Ask any Elite Series angler if there's such a thing as momentum or a "streak" in professional bass fishing, and he'll tell you, "Yes."
Unless the event is a slugfest, you can pretty much count on one of the top two ranked anglers after the third round to take home the trophy when it's over.
It is hard to mount a comeback in a Bassmaster Elite Series event. Basically, they're rare, and unless the tournament is a slugfest, you can just about forget it.
At least in the world of tournament bass fishing, the lead is — almost always — everything.
Forget the seeds. They're meaningless except for establishing the pairings for the seven mini-tournaments to come — each one eliminating an angler and ultimately deciding our champion.
The final installment of our world record wannabes is right here. Enjoy!
In the 79 years since George Perry caught his 22-pound, 4-ounce largemouth, there have been several claims to usurp the top spot. It wasn't until July 2, 2009 — with Manabu Kurita's 22-5 — that anyone could fairly claim a better fish. Here are a few of the most memorable claims that fell very, very short.
Bassmaster Rookies of the Year know about the "sophomore slump," that downward slide that the fishing gods seem to demand.
G-Man did it this year, so did David Walker, so now who's the best Elite never to win a B.A.S.S. event?
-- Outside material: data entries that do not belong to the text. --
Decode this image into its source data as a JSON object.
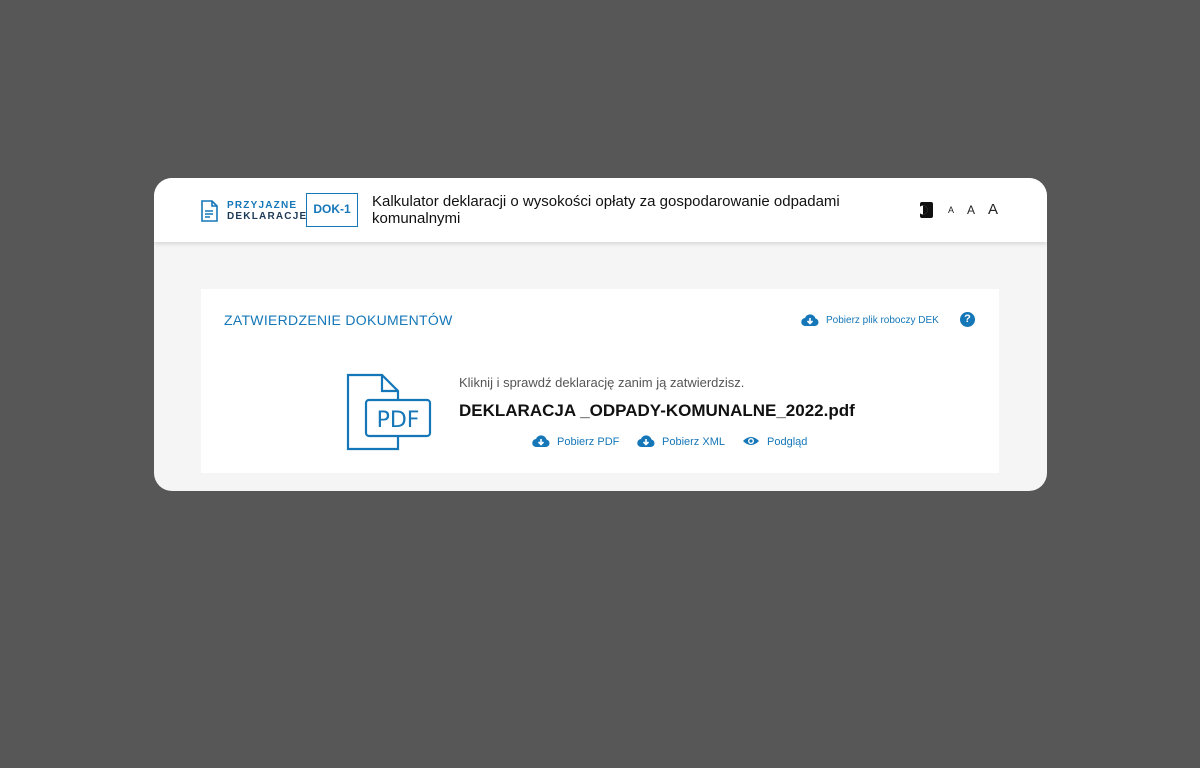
{
  "header": {
    "logo_line1": "PRZYJAZNE",
    "logo_line2": "DEKLARACJE",
    "badge": "DOK-1",
    "title": "Kalkulator deklaracji o wysokości opłaty za gospodarowanie odpadami komunalnymi",
    "font_sizes": [
      "A",
      "A",
      "A"
    ]
  },
  "panel": {
    "title": "ZATWIERDZENIE DOKUMENTÓW",
    "draft_download_label": "Pobierz plik roboczy DEK",
    "help_label": "?",
    "instruction": "Kliknij i sprawdź deklarację zanim ją zatwierdzisz.",
    "filename": "DEKLARACJA _ODPADY-KOMUNALNE_2022.pdf",
    "pdf_icon_label": "PDF",
    "actions": {
      "download_pdf": "Pobierz PDF",
      "download_xml": "Pobierz XML",
      "preview": "Podgląd"
    }
  },
  "colors": {
    "accent": "#1577b8",
    "backdrop": "#575757",
    "card_bg": "#f5f5f5"
  },
  "icons": {
    "logo": "document-pen-icon",
    "contrast": "contrast-icon",
    "download": "cloud-download-icon",
    "preview": "eye-icon",
    "help": "question-circle-icon",
    "file": "pdf-file-icon"
  }
}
With another season in the books, it's a good time to take a look at the numbers behind the 2011 Bassmaster Elite Series season.